The United States presidential election is upon us and Africans, like the rest of the world, have been a captive audience as incumbent Donald Trump and his challenger Joe Biden wooed voters for a four-year mandate as leader of the free world.
It’s fairly safe to assume the majority of Africans are probably Team Biden: after all, for eight years he was the right hand man of Barack Obama, whose father was Kenyan and whose election in 2008 as America’s first black president was cheered throughout the continent.
Although Africa might not have benefited as much, economically, as many had rather unrealistically expected from Obama’s presidency, he remains widely very popular, and his endorsement of Biden carries significant weight.
On his part, Trump has in his first four year term signalled, at best, a distinct lack of interest in Africa, and at worst a contempt for it.
Even before he became president, Trump alienated many Africans through his relentless attacks on Obama, including an unfounded suggestion that he was born in Kenya rather than the US and was therefore an illegitimate president.
In addition, Trump has yet to set foot on the continent since his inauguration in January 2017, although his wife Melania did visit Ghana, Malawi, Kenya and Egypt two years ago.
If he fails to win a second term on November 3, Trump would be the first US president not to have visited Africa while in office, since Ronald Reagan in the 1980s.
Added to that, many Africans have neither forgotten, nor forgiven, how the outspoken former real estate tycoon, who is often accused of being racist, queried in January 2018 why the US would want immigrants from Haiti and African nations, calling some of them “sh*thole countries”.
Africans have also not been spared from the Trump administration’s moves to tighten immigration rules – particularly for third world countries – in pursuit of its “America First” agenda. In January, Nigeria was among six countries whose citizens are now blocked from obtaining US visas that can lead to permanent residency.
Not surprisingly, China has overtaken the US as the recipient of most African students. The gap is likely to widen further after Washington introduced proposals that would limit student visas for 36 African countries to two years, forcing them to incur additional costs to extend the permits and complete their studies.
African leaders, including South African President Cyril Ramaphosa, have bristled over Trump’s criticism of how the World Health Organisation, headed by Ethiopian Dr Tedros Ghebreyesus handled the outbreak of Covid-19.

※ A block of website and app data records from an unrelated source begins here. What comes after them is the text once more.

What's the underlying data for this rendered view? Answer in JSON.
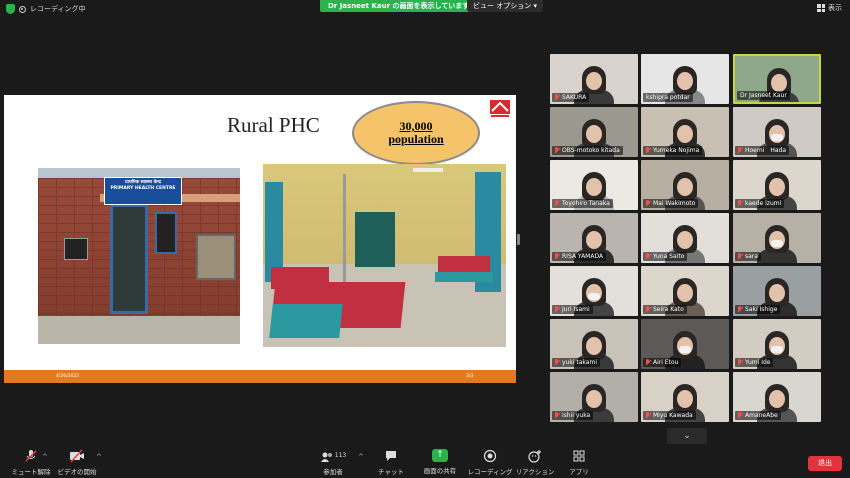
{
  "top_bar": {
    "recording_label": "レコーディング中",
    "share_banner": "Dr Jasneet Kaur の画面を表示しています",
    "view_options": "ビュー オプション ▾",
    "display_label": "表示"
  },
  "slide": {
    "title": "Rural PHC",
    "bubble_value": "30,000",
    "bubble_label": "population",
    "sign_line1": "प्राथमिक स्वास्थ्य केन्द्र",
    "sign_line2": "PRIMARY HEALTH CENTRE",
    "date": "4/26/2022",
    "page_num": "3/3"
  },
  "participants": [
    {
      "name": "SAKURA",
      "muted": true,
      "mask": false,
      "bg": "#d8d3cc",
      "shirt": "#3a3a3a"
    },
    {
      "name": "kshipra potdar",
      "muted": false,
      "mask": false,
      "bg": "#e6e6e6",
      "shirt": "#888"
    },
    {
      "name": "Dr Jasneet Kaur",
      "muted": false,
      "mask": false,
      "bg": "#8fa78a",
      "shirt": "#3a3f45",
      "active": true
    },
    {
      "name": "OBS-motoko kitada",
      "muted": true,
      "mask": false,
      "bg": "#9b9890",
      "shirt": "#444"
    },
    {
      "name": "Yumeka Nojima",
      "muted": true,
      "mask": false,
      "bg": "#c8c0b2",
      "shirt": "#333"
    },
    {
      "name": "Hoemi　Hada",
      "muted": true,
      "mask": true,
      "bg": "#cfcac4",
      "shirt": "#555"
    },
    {
      "name": "Toyohiro Tanaka",
      "muted": true,
      "mask": false,
      "bg": "#ece8e2",
      "shirt": "#bbb"
    },
    {
      "name": "Mai Wakimoto",
      "muted": true,
      "mask": false,
      "bg": "#b7afa2",
      "shirt": "#5a5450"
    },
    {
      "name": "kaede izumi",
      "muted": true,
      "mask": false,
      "bg": "#ddd6cc",
      "shirt": "#444"
    },
    {
      "name": "RISA YAMADA",
      "muted": true,
      "mask": false,
      "bg": "#b9b4ad",
      "shirt": "#2e2e2e"
    },
    {
      "name": "Yuna Saito",
      "muted": true,
      "mask": false,
      "bg": "#e2dfdb",
      "shirt": "#777"
    },
    {
      "name": "sara",
      "muted": true,
      "mask": true,
      "bg": "#b7b0a6",
      "shirt": "#333"
    },
    {
      "name": "Juri Isami",
      "muted": true,
      "mask": true,
      "bg": "#e3e0dc",
      "shirt": "#444"
    },
    {
      "name": "Seira Kato",
      "muted": true,
      "mask": false,
      "bg": "#dcd6cd",
      "shirt": "#6a5e55"
    },
    {
      "name": "Saki Ishige",
      "muted": true,
      "mask": false,
      "bg": "#9aa0a2",
      "shirt": "#2d2d2d"
    },
    {
      "name": "yuki takami",
      "muted": true,
      "mask": false,
      "bg": "#c9c2b8",
      "shirt": "#3a3a3a"
    },
    {
      "name": "Airi Etou",
      "muted": true,
      "mask": true,
      "bg": "#5c5a58",
      "shirt": "#222"
    },
    {
      "name": "Yumi Ide",
      "muted": true,
      "mask": true,
      "bg": "#d3ccc2",
      "shirt": "#333"
    },
    {
      "name": "ishii yuka",
      "muted": true,
      "mask": false,
      "bg": "#b2aea8",
      "shirt": "#3b3b3b"
    },
    {
      "name": "Miyu Kawada",
      "muted": true,
      "mask": false,
      "bg": "#d7d1c7",
      "shirt": "#444"
    },
    {
      "name": "AmaneAbe",
      "muted": true,
      "mask": false,
      "bg": "#d9d5cf",
      "shirt": "#555"
    }
  ],
  "expand_icon": "chevron-down",
  "toolbar": {
    "unmute": "ミュート解除",
    "start_video": "ビデオの開始",
    "participants": "参加者",
    "participant_count": "113",
    "chat": "チャット",
    "share_screen": "画面の共有",
    "record": "レコーディング",
    "reactions": "リアクション",
    "apps": "アプリ",
    "leave": "退出"
  },
  "colors": {
    "share_green": "#2bb24c",
    "leave_red": "#e0333b",
    "slide_footer": "#e47a1e",
    "active_border": "#c7d83a"
  }
}
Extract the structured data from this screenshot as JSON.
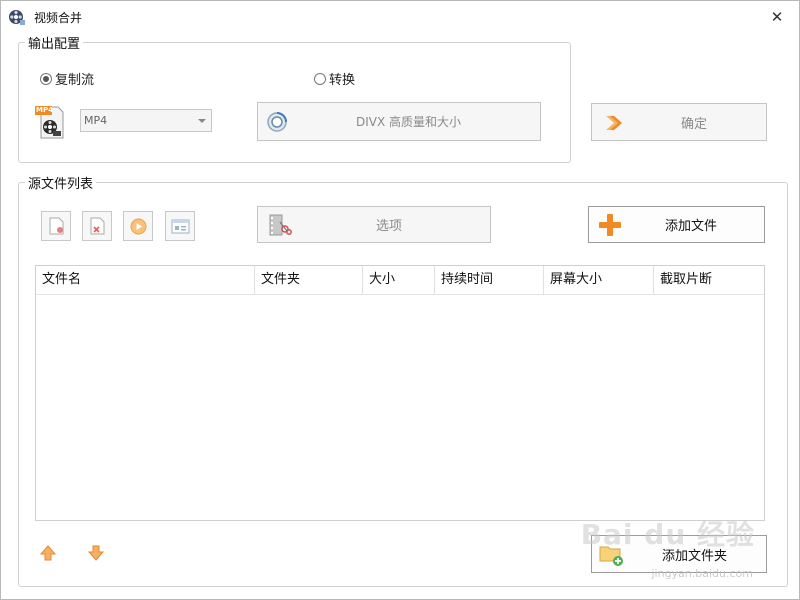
{
  "window": {
    "title": "视频合并",
    "close_glyph": "✕"
  },
  "output": {
    "legend": "输出配置",
    "radio_copy": "复制流",
    "radio_convert": "转换",
    "selected": "copy",
    "format_icon_text": "MP4",
    "format_value": "MP4",
    "quality_button": "DIVX 高质量和大小",
    "confirm_button": "确定"
  },
  "source": {
    "legend": "源文件列表",
    "tools": [
      "add-file-icon",
      "remove-file-icon",
      "play-icon",
      "info-icon"
    ],
    "options_button": "选项",
    "add_file_button": "添加文件",
    "columns": [
      "文件名",
      "文件夹",
      "大小",
      "持续时间",
      "屏幕大小",
      "截取片断"
    ],
    "rows": [],
    "add_folder_button": "添加文件夹"
  },
  "watermark": {
    "text": "Bai du 经验",
    "sub": "jingyan.baidu.com"
  },
  "colors": {
    "accent_orange": "#f08a24",
    "border": "#adadad"
  }
}
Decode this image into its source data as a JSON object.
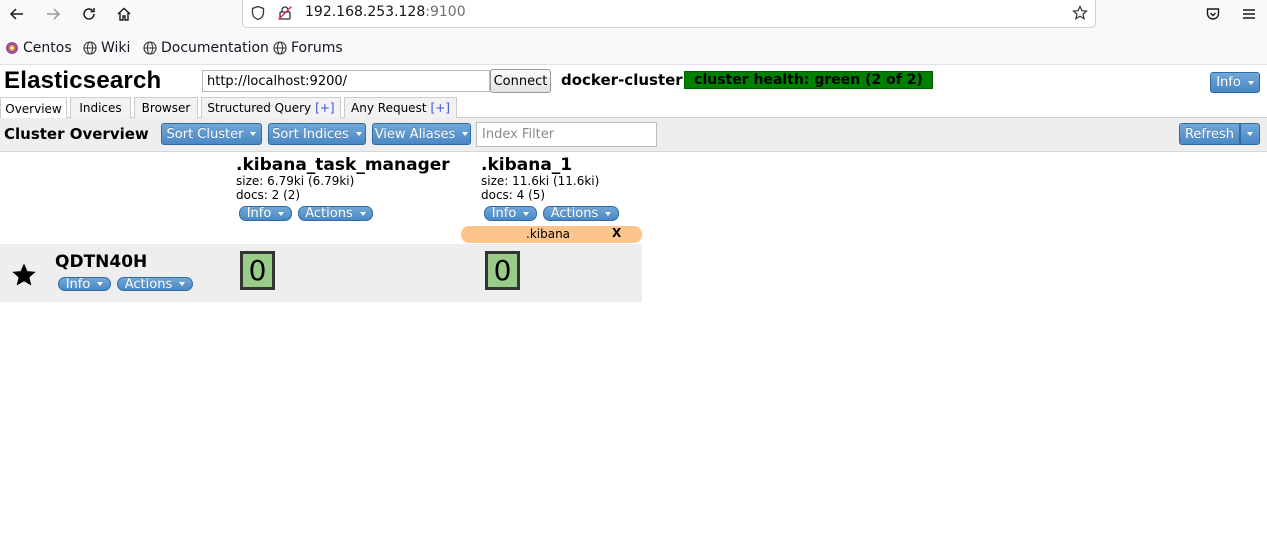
{
  "browser": {
    "url_host": "192.168.253.128",
    "url_port": ":9100",
    "bookmarks": [
      "Centos",
      "Wiki",
      "Documentation",
      "Forums"
    ]
  },
  "header": {
    "title": "Elasticsearch",
    "connect_url": "http://localhost:9200/",
    "connect_label": "Connect",
    "cluster_name": "docker-cluster",
    "cluster_health": "cluster health: green (2 of 2)",
    "info_label": "Info",
    "health_color": "#008000"
  },
  "tabs": [
    {
      "label": "Overview"
    },
    {
      "label": "Indices"
    },
    {
      "label": "Browser"
    },
    {
      "label": "Structured Query",
      "plus": "[+]"
    },
    {
      "label": "Any Request",
      "plus": "[+]"
    }
  ],
  "toolbar": {
    "title": "Cluster Overview",
    "sort_cluster": "Sort Cluster",
    "sort_indices": "Sort Indices",
    "view_aliases": "View Aliases",
    "index_filter_placeholder": "Index Filter",
    "refresh": "Refresh"
  },
  "indices": [
    {
      "name": ".kibana_task_manager",
      "size": "size: 6.79ki (6.79ki)",
      "docs": "docs: 2 (2)",
      "info": "Info",
      "actions": "Actions"
    },
    {
      "name": ".kibana_1",
      "size": "size: 11.6ki (11.6ki)",
      "docs": "docs: 4 (5)",
      "info": "Info",
      "actions": "Actions"
    }
  ],
  "alias": {
    "name": ".kibana",
    "remove": "X",
    "color": "#fcc58c"
  },
  "node": {
    "name": "QDTN40H",
    "info": "Info",
    "actions": "Actions",
    "shards": [
      "0",
      "0"
    ],
    "shard_color": "#99cc88"
  }
}
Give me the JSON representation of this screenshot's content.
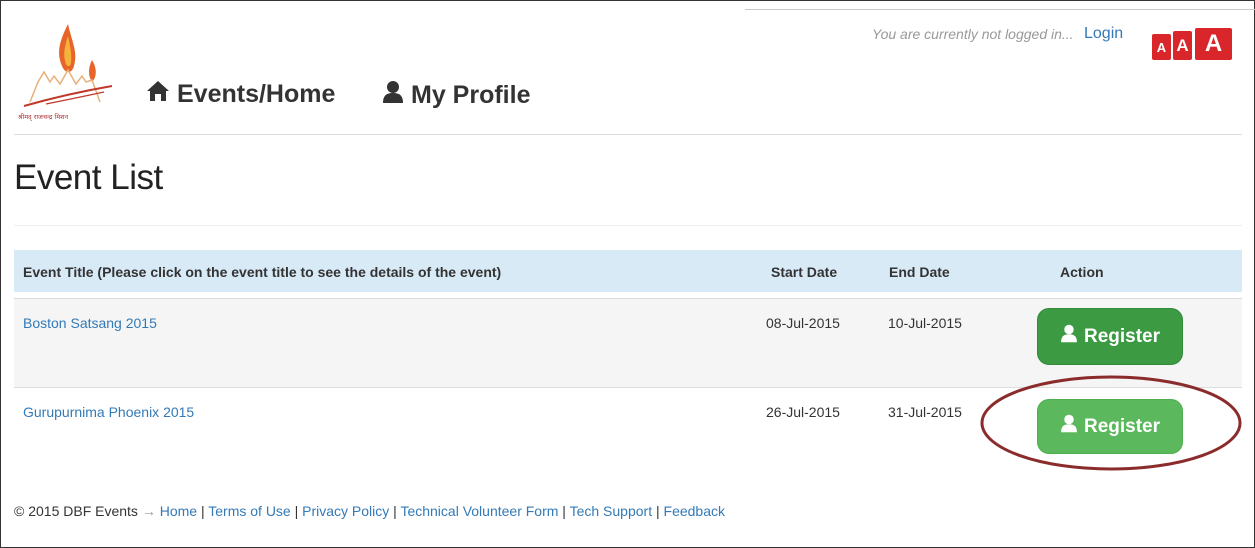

Trump accuses WHO of being sluggish in sounding the alarm that the coronavirus was now a pandemic, and of being lenient on China, where the virus was first reported last December. Trump says the Asian giant did not do enough to contain the pandemic within its borders, leading to it sweeping across the whole globe.
Africa’s largely impoverished countries are likely to bear the brunt after Trump in July formally began the process of withdrawing the US from WHO. Washington is the global health agency’s largest single contributor, providing more than US$400 million.
Senior officials from Biden’s Democratic Party have indicated that if elected, he would quickly move to restore US membership of WHO and rejoin the Paris climate agreement, a crucial pact for Africa countries vulnerable to climate change.
The latest Trump slight to Africa has come in the form of his government’s opposition to former Nigerian finance minister Ngozi Okonjo-Iweala’s nomination as director of the World Trade Organisation.
A WTO nominations committee recommended that the group’s 164 members appoint Okonjo-Iweala, but the U.S., which is critical of the agency’s handling of global trade, prefers South Korea’s Yoo Myung-hee and could very well scupper the Nigerian’s chances for the job.
To Trump’s credit, US programmes in Africa have continued during his presidency, led by Assistant Secretary of State Tibor Nagy, a former career diplomat with vast experience of the region.
African countries continue to benefit from the African Growth and Opportunity Act (AGOA) enacted by Trump’s fellow Republic George W. Bush in 2000, which allows exports from eligible countries into the US, duty and quota-free.
To qualify for AGOA, which has been renewed to 2025, African countries must work to improve the rule of law, human rights, and respect for core labour standards.
Data from the International Trade Administration in June last year showed that US companies have invested over US$50 billion in Africa since 2017, when Trump assumed the presidency.
His administration also launched Prosper Africa, an initiative which aims to assist American companies seeking to do business on the continent.
Also worth noting is that while on paper Biden looks like the more-palatable US presidential candidate from an African perspective, if he should win he would, like Obama in 2009, inherit a greatly weakened domestic economy, this time due to the ravages of the Covid-19 pandemic.
Like Obama, this could very well force Biden to focus his energies, at least in the initial years of his presidency, on rebuilding the U.S. economy, at the expense of foreign relations, including with Africa.
Article By Stella Mapenzauswa